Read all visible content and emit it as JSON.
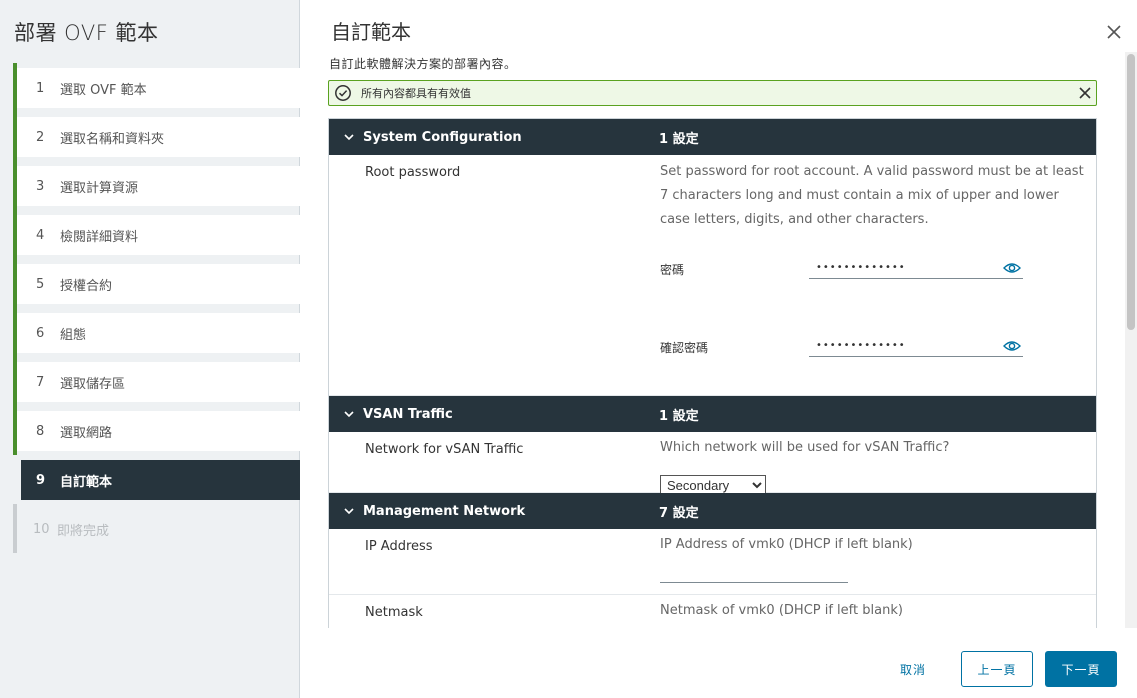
{
  "wizard": {
    "title": "部署 OVF 範本",
    "steps": [
      {
        "num": "1",
        "label": "選取 OVF 範本"
      },
      {
        "num": "2",
        "label": "選取名稱和資料夾"
      },
      {
        "num": "3",
        "label": "選取計算資源"
      },
      {
        "num": "4",
        "label": "檢閱詳細資料"
      },
      {
        "num": "5",
        "label": "授權合約"
      },
      {
        "num": "6",
        "label": "組態"
      },
      {
        "num": "7",
        "label": "選取儲存區"
      },
      {
        "num": "8",
        "label": "選取網路"
      },
      {
        "num": "9",
        "label": "自訂範本"
      },
      {
        "num": "10",
        "label": "即將完成"
      }
    ]
  },
  "page": {
    "title": "自訂範本",
    "subtitle": "自訂此軟體解決方案的部署內容。",
    "alert_text": "所有內容都具有有效值"
  },
  "sections": {
    "system": {
      "name": "System Configuration",
      "count": "1 設定",
      "root_label": "Root password",
      "root_desc": "Set password for root account. A valid password must be at least 7 characters long and must contain a mix of upper and lower case letters, digits, and other characters.",
      "password_label": "密碼",
      "password_value": "•••••••••••••",
      "confirm_label": "確認密碼",
      "confirm_value": "•••••••••••••"
    },
    "vsan": {
      "name": "VSAN Traffic",
      "count": "1 設定",
      "net_label": "Network for vSAN Traffic",
      "net_desc": "Which network will be used for vSAN Traffic?",
      "net_selected": "Secondary"
    },
    "mgmt": {
      "name": "Management Network",
      "count": "7 設定",
      "ip_label": "IP Address",
      "ip_desc": "IP Address of vmk0 (DHCP if left blank)",
      "netmask_label": "Netmask",
      "netmask_desc": "Netmask of vmk0 (DHCP if left blank)"
    }
  },
  "footer": {
    "cancel": "取消",
    "back": "上一頁",
    "next": "下一頁"
  },
  "colors": {
    "header_bg": "#26343d",
    "accent": "#0072a3",
    "success": "#5aa220"
  }
}
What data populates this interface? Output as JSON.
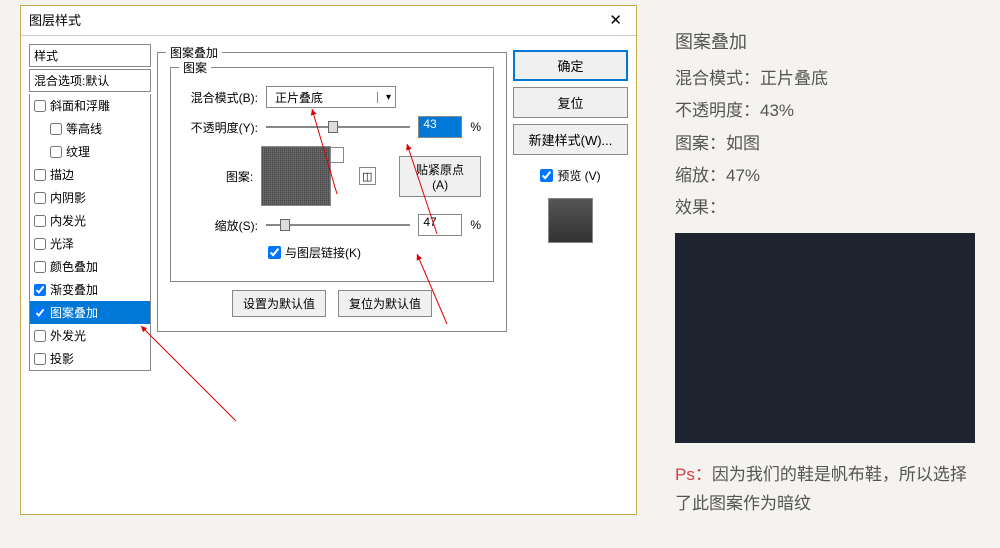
{
  "dialog": {
    "title": "图层样式",
    "close": "✕",
    "styles_header": "样式",
    "blend_header": "混合选项:默认",
    "items": [
      {
        "label": "斜面和浮雕",
        "checked": false,
        "indent": false
      },
      {
        "label": "等高线",
        "checked": false,
        "indent": true
      },
      {
        "label": "纹理",
        "checked": false,
        "indent": true
      },
      {
        "label": "描边",
        "checked": false,
        "indent": false
      },
      {
        "label": "内阴影",
        "checked": false,
        "indent": false
      },
      {
        "label": "内发光",
        "checked": false,
        "indent": false
      },
      {
        "label": "光泽",
        "checked": false,
        "indent": false
      },
      {
        "label": "颜色叠加",
        "checked": false,
        "indent": false
      },
      {
        "label": "渐变叠加",
        "checked": true,
        "indent": false
      },
      {
        "label": "图案叠加",
        "checked": true,
        "indent": false,
        "selected": true
      },
      {
        "label": "外发光",
        "checked": false,
        "indent": false
      },
      {
        "label": "投影",
        "checked": false,
        "indent": false
      }
    ]
  },
  "overlay": {
    "group_title": "图案叠加",
    "inner_title": "图案",
    "blend_label": "混合模式(B):",
    "blend_value": "正片叠底",
    "opacity_label": "不透明度(Y):",
    "opacity_value": "43",
    "pattern_label": "图案:",
    "snap_btn": "贴紧原点(A)",
    "scale_label": "缩放(S):",
    "scale_value": "47",
    "link_label": "与图层链接(K)",
    "set_default": "设置为默认值",
    "reset_default": "复位为默认值",
    "percent": "%"
  },
  "right": {
    "ok": "确定",
    "reset": "复位",
    "new_style": "新建样式(W)...",
    "preview": "预览 (V)"
  },
  "annot": {
    "title": "图案叠加",
    "l1": "混合模式：正片叠底",
    "l2": "不透明度：43%",
    "l3": "图案：如图",
    "l4": "缩放：47%",
    "l5": "效果：",
    "ps_label": "Ps：",
    "ps_text": "因为我们的鞋是帆布鞋，所以选择了此图案作为暗纹"
  }
}
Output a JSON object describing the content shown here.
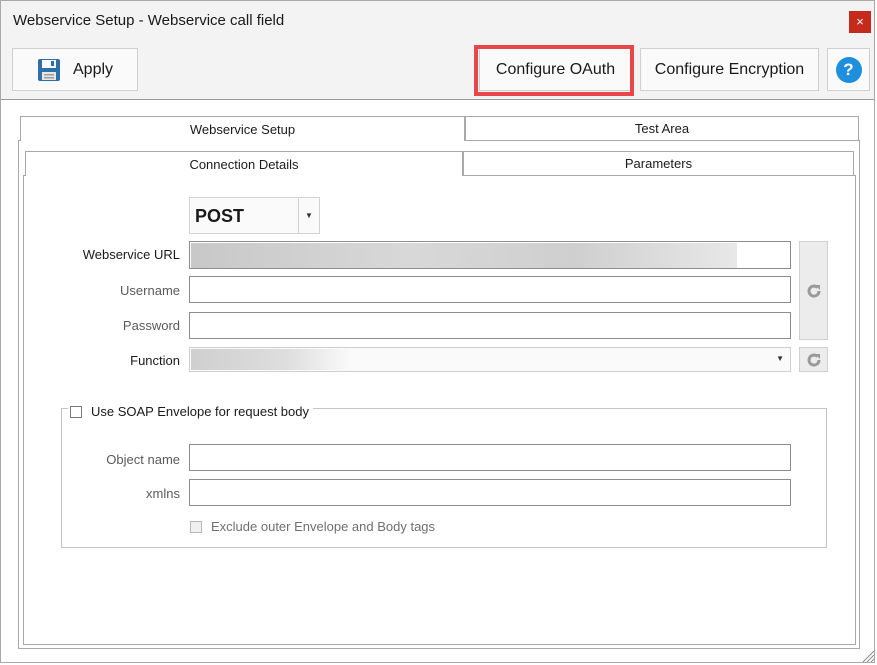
{
  "window": {
    "title": "Webservice Setup - Webservice call field",
    "close_label": "×"
  },
  "toolbar": {
    "apply_label": "Apply",
    "configure_oauth_label": "Configure OAuth",
    "configure_encryption_label": "Configure Encryption",
    "help_label": "?"
  },
  "tabs": [
    {
      "label": "Webservice Setup",
      "active": true
    },
    {
      "label": "Test Area",
      "active": false
    }
  ],
  "subtabs": [
    {
      "label": "Connection Details",
      "active": true
    },
    {
      "label": "Parameters",
      "active": false
    }
  ],
  "form": {
    "method": "POST",
    "webservice_url_label": "Webservice URL",
    "username_label": "Username",
    "username_value": "",
    "password_label": "Password",
    "password_value": "",
    "function_label": "Function",
    "soap": {
      "checkbox_label": "Use SOAP Envelope for request body",
      "checked": false,
      "object_name_label": "Object name",
      "object_name_value": "",
      "xmlns_label": "xmlns",
      "xmlns_value": "",
      "exclude_label": "Exclude outer Envelope and Body tags",
      "exclude_checked": false
    }
  },
  "colors": {
    "highlight": "#e8474a",
    "close": "#c42b1c",
    "help": "#1d8fdc"
  },
  "icons": [
    "save-icon",
    "help-icon",
    "refresh-icon",
    "close-icon",
    "chevron-down-icon",
    "resize-grip-icon"
  ]
}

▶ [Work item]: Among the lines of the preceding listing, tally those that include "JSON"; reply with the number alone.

▶ [Output for this exercise]: 3